>>>

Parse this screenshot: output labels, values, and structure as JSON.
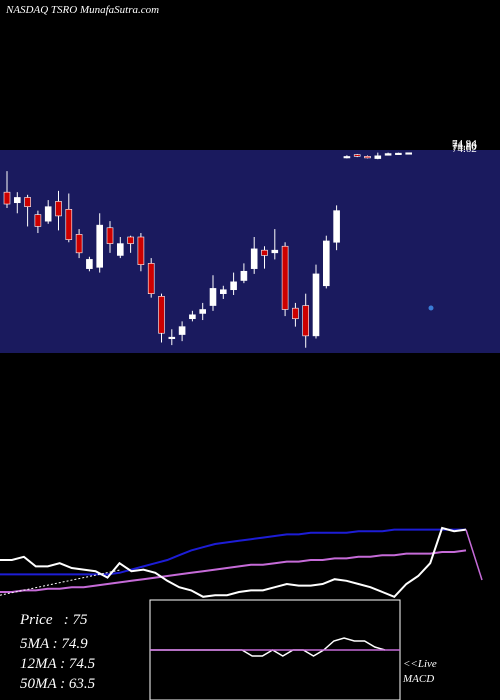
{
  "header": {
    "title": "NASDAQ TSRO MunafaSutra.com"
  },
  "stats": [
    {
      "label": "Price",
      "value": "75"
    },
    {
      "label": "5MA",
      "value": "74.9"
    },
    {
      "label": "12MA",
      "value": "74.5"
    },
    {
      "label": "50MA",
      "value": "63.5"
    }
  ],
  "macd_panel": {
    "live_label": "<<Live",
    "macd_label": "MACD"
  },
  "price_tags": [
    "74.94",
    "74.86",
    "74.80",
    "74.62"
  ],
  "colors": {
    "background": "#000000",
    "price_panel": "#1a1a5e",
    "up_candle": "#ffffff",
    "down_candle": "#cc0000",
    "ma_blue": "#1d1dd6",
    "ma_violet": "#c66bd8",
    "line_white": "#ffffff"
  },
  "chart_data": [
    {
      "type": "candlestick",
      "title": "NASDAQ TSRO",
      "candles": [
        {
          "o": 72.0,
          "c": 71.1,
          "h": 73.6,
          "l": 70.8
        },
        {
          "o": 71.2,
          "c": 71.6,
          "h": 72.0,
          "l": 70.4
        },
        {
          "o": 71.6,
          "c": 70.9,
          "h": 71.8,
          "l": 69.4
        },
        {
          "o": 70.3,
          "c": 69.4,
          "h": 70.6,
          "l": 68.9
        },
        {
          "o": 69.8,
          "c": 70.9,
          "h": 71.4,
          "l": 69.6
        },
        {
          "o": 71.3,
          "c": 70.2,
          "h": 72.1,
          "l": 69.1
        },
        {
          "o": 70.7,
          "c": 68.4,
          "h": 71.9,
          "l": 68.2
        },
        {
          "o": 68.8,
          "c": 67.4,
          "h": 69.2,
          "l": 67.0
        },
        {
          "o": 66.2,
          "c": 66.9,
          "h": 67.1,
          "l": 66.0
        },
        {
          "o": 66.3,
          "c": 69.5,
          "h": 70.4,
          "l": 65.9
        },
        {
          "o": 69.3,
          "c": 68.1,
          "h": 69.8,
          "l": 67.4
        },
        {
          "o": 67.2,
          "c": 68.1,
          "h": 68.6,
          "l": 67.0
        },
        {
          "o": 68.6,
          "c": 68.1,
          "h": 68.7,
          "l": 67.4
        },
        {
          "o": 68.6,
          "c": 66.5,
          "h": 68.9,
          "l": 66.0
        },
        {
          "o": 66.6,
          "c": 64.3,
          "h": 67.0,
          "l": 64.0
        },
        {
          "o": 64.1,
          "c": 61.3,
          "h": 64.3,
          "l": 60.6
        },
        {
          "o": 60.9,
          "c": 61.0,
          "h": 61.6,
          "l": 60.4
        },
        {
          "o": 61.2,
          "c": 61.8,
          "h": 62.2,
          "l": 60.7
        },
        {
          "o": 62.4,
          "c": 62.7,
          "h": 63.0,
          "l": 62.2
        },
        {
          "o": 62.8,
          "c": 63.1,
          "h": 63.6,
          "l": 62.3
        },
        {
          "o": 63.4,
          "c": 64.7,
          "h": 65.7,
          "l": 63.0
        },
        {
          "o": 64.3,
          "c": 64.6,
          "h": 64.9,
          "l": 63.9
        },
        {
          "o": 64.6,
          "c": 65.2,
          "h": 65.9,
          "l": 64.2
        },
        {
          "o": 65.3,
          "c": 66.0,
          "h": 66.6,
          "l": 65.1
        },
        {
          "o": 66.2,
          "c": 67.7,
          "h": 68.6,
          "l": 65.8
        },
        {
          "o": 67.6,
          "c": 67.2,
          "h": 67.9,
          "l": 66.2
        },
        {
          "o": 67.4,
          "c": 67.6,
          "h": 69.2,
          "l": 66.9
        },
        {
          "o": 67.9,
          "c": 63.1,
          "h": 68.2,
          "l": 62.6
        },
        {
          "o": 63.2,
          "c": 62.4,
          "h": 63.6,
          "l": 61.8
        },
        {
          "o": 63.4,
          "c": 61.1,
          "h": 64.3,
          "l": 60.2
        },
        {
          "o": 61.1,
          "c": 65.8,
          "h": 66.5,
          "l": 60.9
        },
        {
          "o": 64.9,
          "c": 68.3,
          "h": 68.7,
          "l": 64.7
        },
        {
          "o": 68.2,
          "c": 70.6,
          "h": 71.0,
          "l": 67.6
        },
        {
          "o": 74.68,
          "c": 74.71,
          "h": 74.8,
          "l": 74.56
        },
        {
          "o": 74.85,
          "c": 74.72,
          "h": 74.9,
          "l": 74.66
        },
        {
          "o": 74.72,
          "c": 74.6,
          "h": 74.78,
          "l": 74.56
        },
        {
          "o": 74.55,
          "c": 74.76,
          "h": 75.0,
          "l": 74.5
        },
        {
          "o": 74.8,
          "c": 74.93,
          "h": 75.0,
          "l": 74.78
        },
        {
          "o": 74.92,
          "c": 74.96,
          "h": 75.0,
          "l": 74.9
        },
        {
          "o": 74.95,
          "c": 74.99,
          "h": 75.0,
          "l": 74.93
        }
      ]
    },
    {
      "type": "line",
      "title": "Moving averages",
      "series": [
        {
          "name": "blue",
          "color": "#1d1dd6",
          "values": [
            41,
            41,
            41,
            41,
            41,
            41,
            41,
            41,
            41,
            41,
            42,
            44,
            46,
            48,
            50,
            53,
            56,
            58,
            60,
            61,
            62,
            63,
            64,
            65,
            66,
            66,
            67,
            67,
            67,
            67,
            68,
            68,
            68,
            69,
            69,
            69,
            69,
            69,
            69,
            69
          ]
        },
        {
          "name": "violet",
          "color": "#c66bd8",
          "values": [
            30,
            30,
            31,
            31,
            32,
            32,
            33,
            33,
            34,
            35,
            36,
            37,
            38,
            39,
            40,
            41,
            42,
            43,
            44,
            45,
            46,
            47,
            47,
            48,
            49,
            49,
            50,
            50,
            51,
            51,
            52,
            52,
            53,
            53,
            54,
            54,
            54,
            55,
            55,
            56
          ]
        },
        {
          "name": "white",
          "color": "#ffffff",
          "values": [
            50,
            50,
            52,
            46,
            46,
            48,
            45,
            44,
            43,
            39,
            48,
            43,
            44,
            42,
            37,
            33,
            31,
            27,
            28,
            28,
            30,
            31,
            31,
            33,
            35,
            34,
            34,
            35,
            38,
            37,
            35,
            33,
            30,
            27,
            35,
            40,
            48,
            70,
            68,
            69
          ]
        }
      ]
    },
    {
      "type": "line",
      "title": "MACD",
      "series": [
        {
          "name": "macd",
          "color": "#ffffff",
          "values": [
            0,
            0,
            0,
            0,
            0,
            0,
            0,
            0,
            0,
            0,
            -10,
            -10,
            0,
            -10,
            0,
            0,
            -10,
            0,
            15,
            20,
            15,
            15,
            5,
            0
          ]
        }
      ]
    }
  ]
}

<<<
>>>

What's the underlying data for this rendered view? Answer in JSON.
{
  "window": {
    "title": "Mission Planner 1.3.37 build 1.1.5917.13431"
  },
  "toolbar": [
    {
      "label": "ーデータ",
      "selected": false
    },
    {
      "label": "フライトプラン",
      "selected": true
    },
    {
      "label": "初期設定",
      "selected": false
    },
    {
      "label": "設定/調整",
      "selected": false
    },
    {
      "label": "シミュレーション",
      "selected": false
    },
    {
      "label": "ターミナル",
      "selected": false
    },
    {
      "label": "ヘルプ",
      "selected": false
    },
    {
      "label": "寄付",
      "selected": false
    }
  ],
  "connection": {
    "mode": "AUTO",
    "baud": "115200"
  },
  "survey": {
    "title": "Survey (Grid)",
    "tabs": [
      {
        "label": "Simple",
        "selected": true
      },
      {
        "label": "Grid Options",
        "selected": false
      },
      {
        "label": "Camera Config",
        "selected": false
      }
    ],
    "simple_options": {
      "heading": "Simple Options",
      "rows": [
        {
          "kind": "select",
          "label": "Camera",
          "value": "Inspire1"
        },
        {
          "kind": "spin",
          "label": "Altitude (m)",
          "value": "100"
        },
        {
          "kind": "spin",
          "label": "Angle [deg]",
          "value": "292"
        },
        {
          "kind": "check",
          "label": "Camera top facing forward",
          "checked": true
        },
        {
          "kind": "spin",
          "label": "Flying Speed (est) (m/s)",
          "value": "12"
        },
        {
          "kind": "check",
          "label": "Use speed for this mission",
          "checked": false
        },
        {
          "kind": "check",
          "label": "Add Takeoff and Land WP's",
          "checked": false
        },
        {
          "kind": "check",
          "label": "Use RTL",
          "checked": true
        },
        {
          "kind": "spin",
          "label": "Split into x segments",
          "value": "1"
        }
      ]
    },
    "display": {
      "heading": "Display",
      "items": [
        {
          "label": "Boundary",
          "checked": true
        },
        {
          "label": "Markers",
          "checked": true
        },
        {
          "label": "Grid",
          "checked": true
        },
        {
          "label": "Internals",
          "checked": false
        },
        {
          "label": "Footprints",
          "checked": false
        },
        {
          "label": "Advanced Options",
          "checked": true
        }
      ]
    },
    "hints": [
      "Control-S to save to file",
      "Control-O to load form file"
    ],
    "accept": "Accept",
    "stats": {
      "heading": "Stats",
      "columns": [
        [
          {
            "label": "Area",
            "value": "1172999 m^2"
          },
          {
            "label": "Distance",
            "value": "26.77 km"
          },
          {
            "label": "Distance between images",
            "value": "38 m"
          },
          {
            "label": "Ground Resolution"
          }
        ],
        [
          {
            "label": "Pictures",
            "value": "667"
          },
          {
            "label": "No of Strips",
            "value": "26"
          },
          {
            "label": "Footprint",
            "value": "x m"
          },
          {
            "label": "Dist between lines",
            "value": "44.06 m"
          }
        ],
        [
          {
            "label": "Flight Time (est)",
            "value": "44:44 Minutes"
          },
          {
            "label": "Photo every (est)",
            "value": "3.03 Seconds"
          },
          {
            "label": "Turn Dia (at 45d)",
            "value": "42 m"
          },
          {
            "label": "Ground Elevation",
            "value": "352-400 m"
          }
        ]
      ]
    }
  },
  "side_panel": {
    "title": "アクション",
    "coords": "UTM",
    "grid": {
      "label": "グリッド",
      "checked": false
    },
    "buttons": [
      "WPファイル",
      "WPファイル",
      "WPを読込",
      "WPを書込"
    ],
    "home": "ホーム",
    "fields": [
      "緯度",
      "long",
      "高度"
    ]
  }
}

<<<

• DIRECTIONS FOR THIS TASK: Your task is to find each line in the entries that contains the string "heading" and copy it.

• YOUR RESPONSE:
      "heading": "Simple Options",
      "heading": "Display",
      "heading": "Stats",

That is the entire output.